With their bodies and brains deprived of oxygen, the miners started fading. The note one man left to his family indicates he survived for about 10 hours breathing the poisonous air of the mine. Randy kept breathing for 30 more hours, but eventually, he wrote his own note to Anna, and their children, Randal junior and Isabel.

Anna McCloy: He just started out by saying, “Anna I love you so much.” And told Randal to “Trust in the Lord,” and for “Isabelle to stay sweet.” And that he didn’t want us to grieve long. He wanted us to be happy in life. And he signed it, “Daddy.”

Lauer: That’s a hard thing to have to say goodbye to someone on a piece of paper.

McCloy: Yeah. Yes, it is. All kinds of things you want to say and can’t.

When the rescuers finally arrived, Randy was the only miner left to save.

Lauer: Do you remember being rescued?McCloy: No, cause I had so much carbon monoxide in my lungs, I couldn’t even breath, much less, you know, speak properly.
Neurosurgeon Julian Bailes has worked with Randy since the rescue.

Julian Bailes, neurosurgeon: He was in terrible shape when he got here: in shock, collapsed left lung, in kidney failure, heart failure, liver failure. Really nothing working right and in a deep coma.

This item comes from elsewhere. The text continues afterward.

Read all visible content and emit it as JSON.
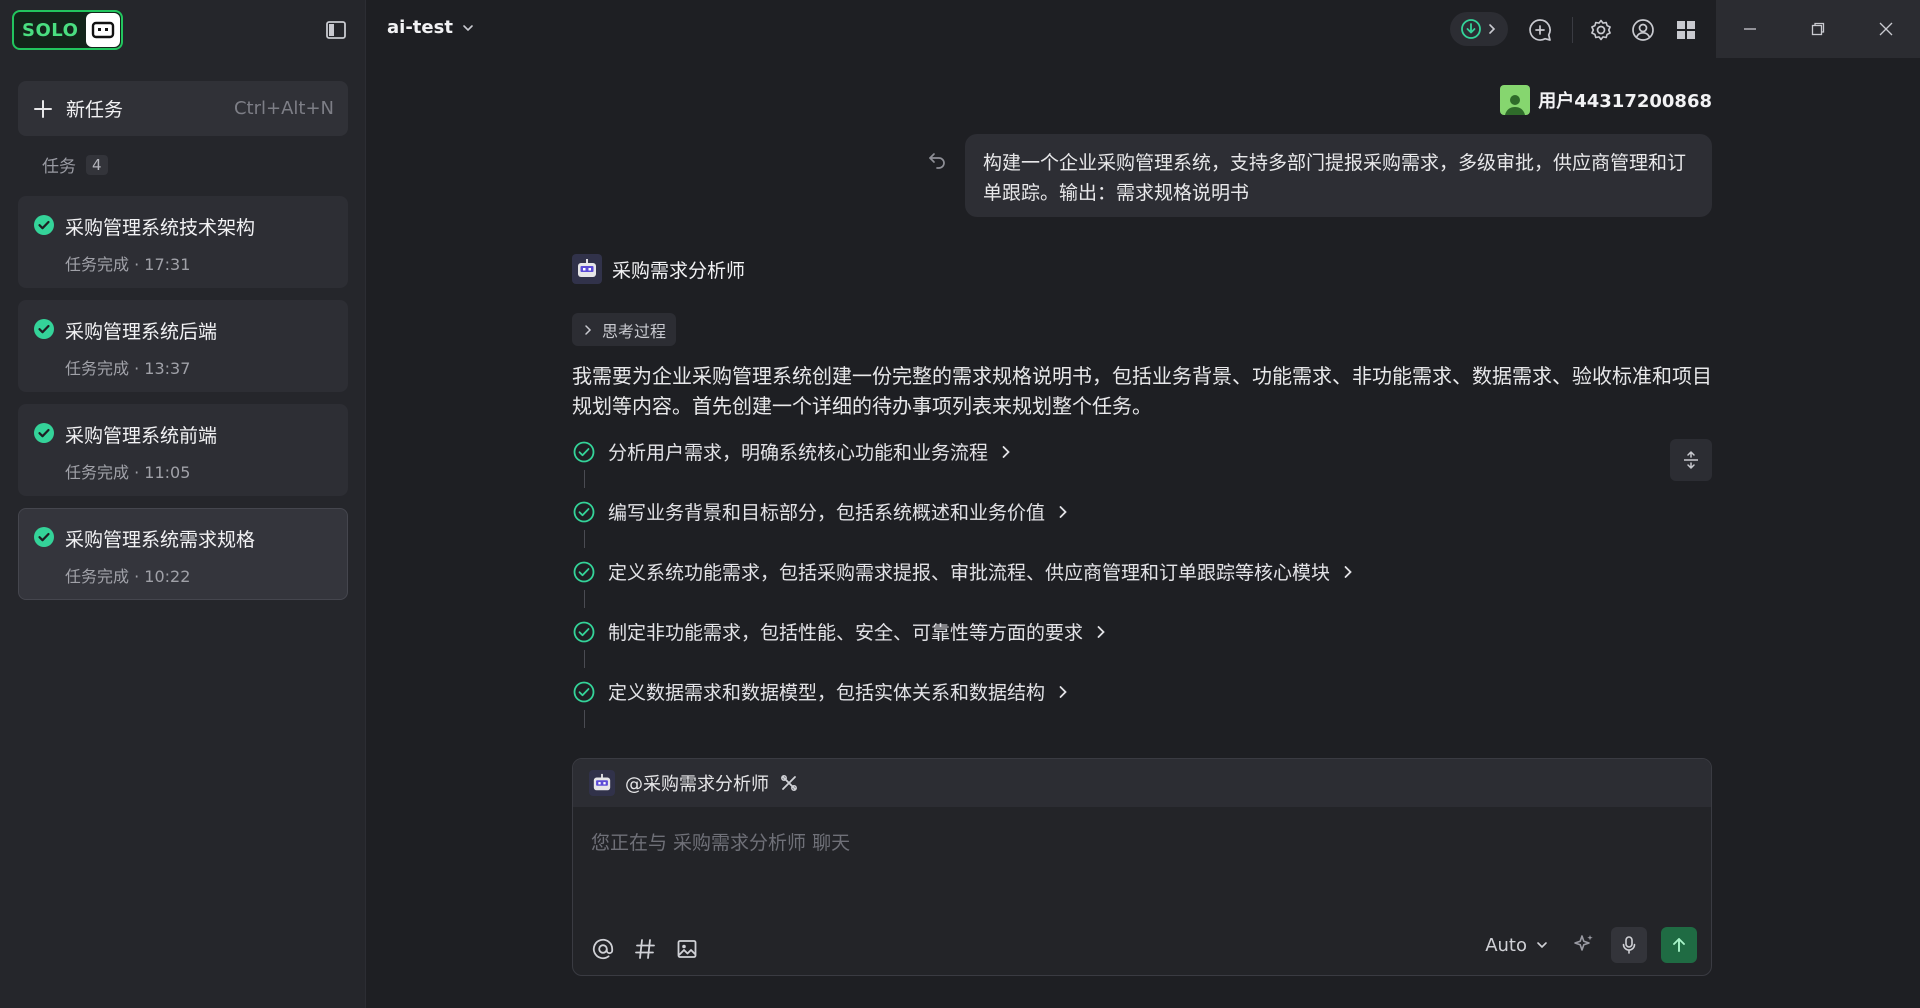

Randy had severe brain damage. But why was he alive at all? Bailes says some people are less affected by carbon monoxide than others, but that alone doesn’t explain Randy’s survival.

Bailes: In addition to that, he certainly with that degree and length of exposure had to have been in better air for the vast majority of the time that he was underground.

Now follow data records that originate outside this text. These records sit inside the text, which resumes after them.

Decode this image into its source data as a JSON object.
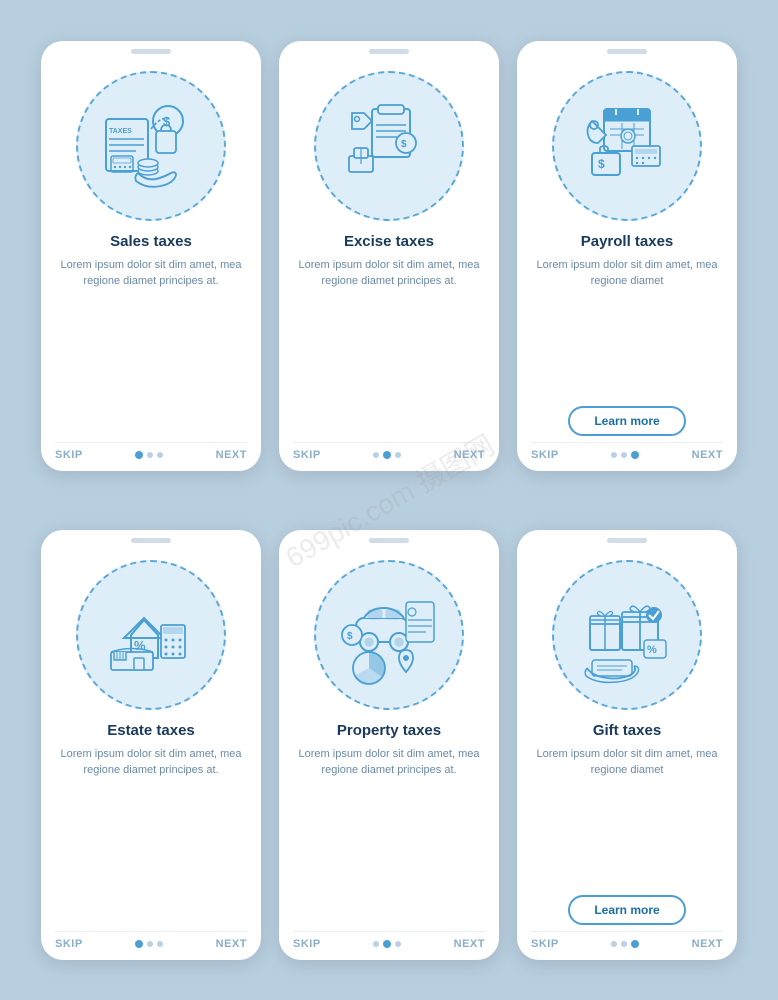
{
  "cards": [
    {
      "id": "sales-taxes",
      "title": "Sales taxes",
      "description": "Lorem ipsum dolor sit dim amet, mea regione diamet principes at.",
      "has_button": false,
      "button_label": "",
      "dots": [
        0,
        1,
        2
      ],
      "active_dot": 0
    },
    {
      "id": "excise-taxes",
      "title": "Excise taxes",
      "description": "Lorem ipsum dolor sit dim amet, mea regione diamet principes at.",
      "has_button": false,
      "button_label": "",
      "dots": [
        0,
        1,
        2
      ],
      "active_dot": 1
    },
    {
      "id": "payroll-taxes",
      "title": "Payroll taxes",
      "description": "Lorem ipsum dolor sit dim amet, mea regione diamet",
      "has_button": true,
      "button_label": "Learn more",
      "dots": [
        0,
        1,
        2
      ],
      "active_dot": 2
    },
    {
      "id": "estate-taxes",
      "title": "Estate taxes",
      "description": "Lorem ipsum dolor sit dim amet, mea regione diamet principes at.",
      "has_button": false,
      "button_label": "",
      "dots": [
        0,
        1,
        2
      ],
      "active_dot": 0
    },
    {
      "id": "property-taxes",
      "title": "Property taxes",
      "description": "Lorem ipsum dolor sit dim amet, mea regione diamet principes at.",
      "has_button": false,
      "button_label": "",
      "dots": [
        0,
        1,
        2
      ],
      "active_dot": 1
    },
    {
      "id": "gift-taxes",
      "title": "Gift taxes",
      "description": "Lorem ipsum dolor sit dim amet, mea regione diamet",
      "has_button": true,
      "button_label": "Learn more",
      "dots": [
        0,
        1,
        2
      ],
      "active_dot": 2
    }
  ],
  "footer": {
    "skip": "SKIP",
    "next": "NEXT"
  }
}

But how could that be? Bailes notes that Randy’s job sometimes had him working hundreds of feet from the main crew—and speculates Randy was just lucky enough to find a pocket of good air. But Bailes’ theory has a flaw: Randy was reportedly found with the other miners.

Bailes: I just think that for whatever reason, and some have said it’s a miracle, and maybe it’s part miracle, but Randy survived and has come through it better than we expected at first.

There’s that word “miracle” again.

Lauer: So then, do you think faith played a big role in this?

McCloy: That’s possible.Anna McCloy: Yeah. I think, yeah. A very big part of it.
It’s easy to see, part of their faith, is in each other.

Lauer: So what was the first time when you realized ok, he knows that it’s me?

Anna McCloy: I was talking to him and I told him, “Randy I know that you can’t talk right now, but if you know who I am, just give me one kiss. And he kissed me.”

Lauer: Did he lean up and do that or did he kiss your hand?Anna McCloy: No, he leaned up—he leaned his head toward me.

Lauer: How hard did you cry? I’m almost crying.

Anna McCloy: I lost it you know I didn’t, I never expected that.

Long before Randy could speak, he could signal his love for Anna.

Lauer: Anna tells a story that at one point in this process you—you reached over and you grabbed her hand and you gestured toward her wedding ring and you shook your head and then you held your own hand up and you didn’t have your wedding ring on. And—

McCloy: I made a comparison there, I believe that’s what you’re getting at.

Lauer: And basically, you wanted your ring back on?

McCloy: Right.

….. Tonight, for the first time in many a Sunday, Randy McCloy is home with his wife and kids… at home, on Miracle Road.